Merk’s head of aquaculture, Dr Chris Beattie, will take up a position as Akva’s regional business director North America and Australasia on 1 September.

Dr Chris Beattie

Dr Beattie will be responsible for the ongoing development of the Akva group's organisations in North America and Australasia and will support the ongoing growth and development of the business in these regions.

Dr Beattie has over 20 years of international experience in the aquaculture industry. Starting as a field technical advisor with Skretting in Scotland in 1999, he worked closely with customers in the field on projects including feed management, growth improvement and training. He relocated to Canada with Skretting in 2005, progressing through roles of increasing responsibility, including product and sales management. Assuming the position of general manager for Skretting North America in 2010, his team introduced high-performance feeds to the Canadian market, integrated an acquired US feed business and pioneered a unique feed logistics solution in support of the rapidly developing Newfoundland aquaculture sector.

He joined Merck Animal Health as head of global aquaculture in 2015, where he was based in Madison, New Jersey. Responsible for developing and executing the global aquaculture strategy, he managed the global marketing and technical service activities of Merck’s aquaculture portfolio including vaccines, anti-infectives and parasiticides. Most recently, he led Merck animal health’s precision aquaculture team, developing computer vision-based machine-learning solutions for aquaculture producers.

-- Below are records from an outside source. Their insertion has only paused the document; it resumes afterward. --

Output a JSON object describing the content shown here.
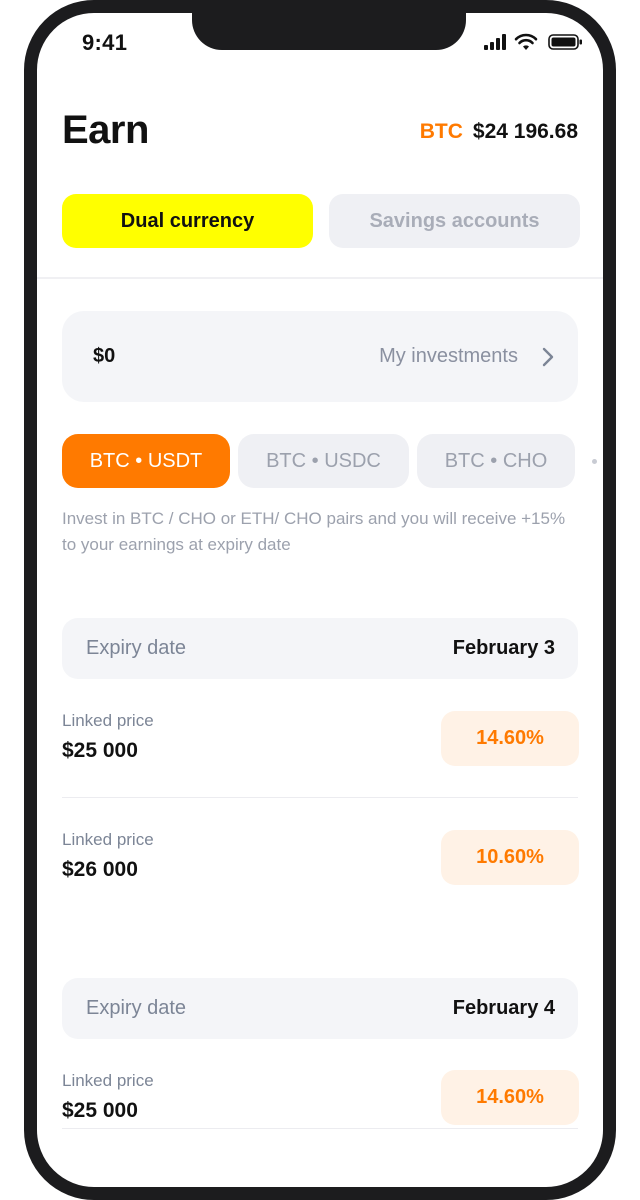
{
  "status_bar": {
    "time": "9:41",
    "icons": [
      "cellular-signal-icon",
      "wifi-icon",
      "battery-icon"
    ]
  },
  "header": {
    "title": "Earn",
    "ticker_symbol": "BTC",
    "ticker_price": "$24 196.68"
  },
  "segments": {
    "active_label": "Dual currency",
    "inactive_label": "Savings accounts"
  },
  "investments": {
    "amount": "$0",
    "link_label": "My investments",
    "icon": "chevron-right-icon"
  },
  "pairs": [
    {
      "label": "BTC • USDT",
      "selected": true
    },
    {
      "label": "BTC • USDC",
      "selected": false
    },
    {
      "label": "BTC • CHO",
      "selected": false
    }
  ],
  "promo_text": "Invest in BTC / CHO or ETH/ CHO pairs and you will receive +15% to your earnings at expiry date",
  "groups": [
    {
      "expiry_label": "Expiry date",
      "expiry_date": "February 3",
      "rows": [
        {
          "label": "Linked price",
          "price": "$25 000",
          "rate": "14.60%"
        },
        {
          "label": "Linked price",
          "price": "$26 000",
          "rate": "10.60%"
        }
      ]
    },
    {
      "expiry_label": "Expiry date",
      "expiry_date": "February 4",
      "rows": [
        {
          "label": "Linked price",
          "price": "$25 000",
          "rate": "14.60%"
        }
      ]
    }
  ],
  "colors": {
    "accent_orange": "#ff7a00",
    "segment_yellow": "#ffff00",
    "rate_background": "#fff2e6",
    "card_background": "#f4f5f8"
  }
}
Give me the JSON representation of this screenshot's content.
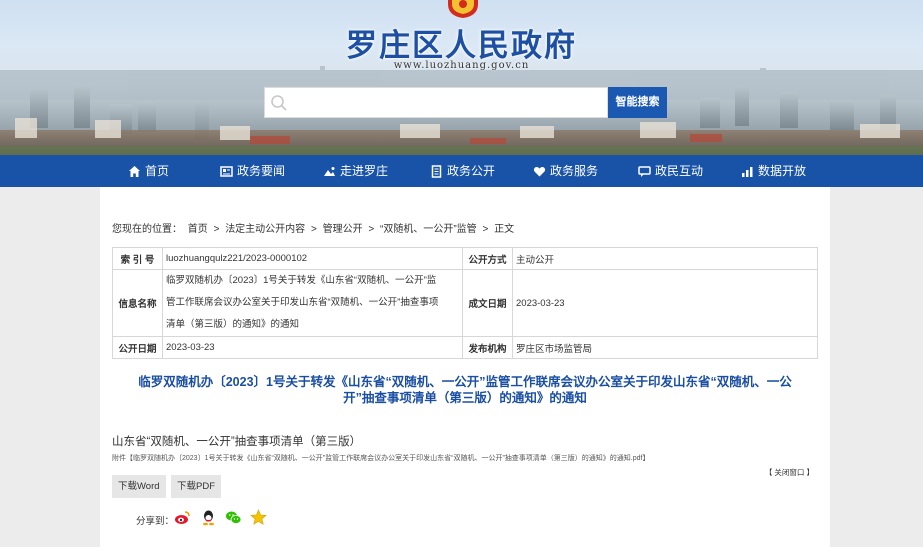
{
  "header": {
    "site_title": "罗庄区人民政府",
    "site_url": "www.luozhuang.gov.cn",
    "search_placeholder": "",
    "search_button": "智能搜索"
  },
  "nav": {
    "items": [
      {
        "label": "首页",
        "icon": "home-icon"
      },
      {
        "label": "政务要闻",
        "icon": "newspaper-icon"
      },
      {
        "label": "走进罗庄",
        "icon": "landscape-icon"
      },
      {
        "label": "政务公开",
        "icon": "document-icon"
      },
      {
        "label": "政务服务",
        "icon": "heart-icon"
      },
      {
        "label": "政民互动",
        "icon": "chat-icon"
      },
      {
        "label": "数据开放",
        "icon": "chart-icon"
      }
    ]
  },
  "breadcrumb": {
    "prefix": "您现在的位置：",
    "items": [
      "首页",
      "法定主动公开内容",
      "管理公开",
      "“双随机、一公开”监管",
      "正文"
    ],
    "separator": ">"
  },
  "meta": {
    "index_label": "索 引 号",
    "index_value": "luozhuangqulz221/2023-0000102",
    "open_mode_label": "公开方式",
    "open_mode_value": "主动公开",
    "info_name_label": "信息名称",
    "info_name_line1": "临罗双随机办〔2023〕1号关于转发《山东省“双随机、一公开”监",
    "info_name_line2": "管工作联席会议办公室关于印发山东省“双随机、一公开”抽查事项",
    "info_name_line3": "清单（第三版）的通知》的通知",
    "created_label": "成文日期",
    "created_value": "2023-03-23",
    "published_label": "公开日期",
    "published_value": "2023-03-23",
    "publisher_label": "发布机构",
    "publisher_value": "罗庄区市场监管局"
  },
  "document": {
    "title_line1": "临罗双随机办〔2023〕1号关于转发《山东省“双随机、一公开”监管工作联席会议办公室关于印发山东省“双随机、一公",
    "title_line2": "开”抽查事项清单（第三版）的通知》的通知",
    "attachment_title": "山东省“双随机、一公开”抽查事项清单（第三版）",
    "attachment_file": "附件【临罗双随机办〔2023〕1号关于转发《山东省“双随机、一公开”监管工作联席会议办公室关于印发山东省“双随机、一公开”抽查事项清单（第三版）的通知》的通知.pdf】",
    "close_window": "【 关闭窗口 】",
    "download_word": "下载Word",
    "download_pdf": "下载PDF",
    "share_label": "分享到："
  },
  "colors": {
    "brand_blue": "#1853a8",
    "title_blue": "#1a4ea3",
    "weibo_red": "#e6162d",
    "wechat_green": "#2dc100",
    "star_yellow": "#f5c400"
  }
}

He has a degree in marine and freshwater biology from the University of Glasgow and a doctorate in fish physiology from the University of St Andrews. A former board member of the BC Salmon Farmers Association and the Canadian Aquaculture Alliance, he currently sits on the Fisheries and Aquaculture Strategic Advisory Council of Genome BC and volunteers as a business mentor at the University of British Columbia.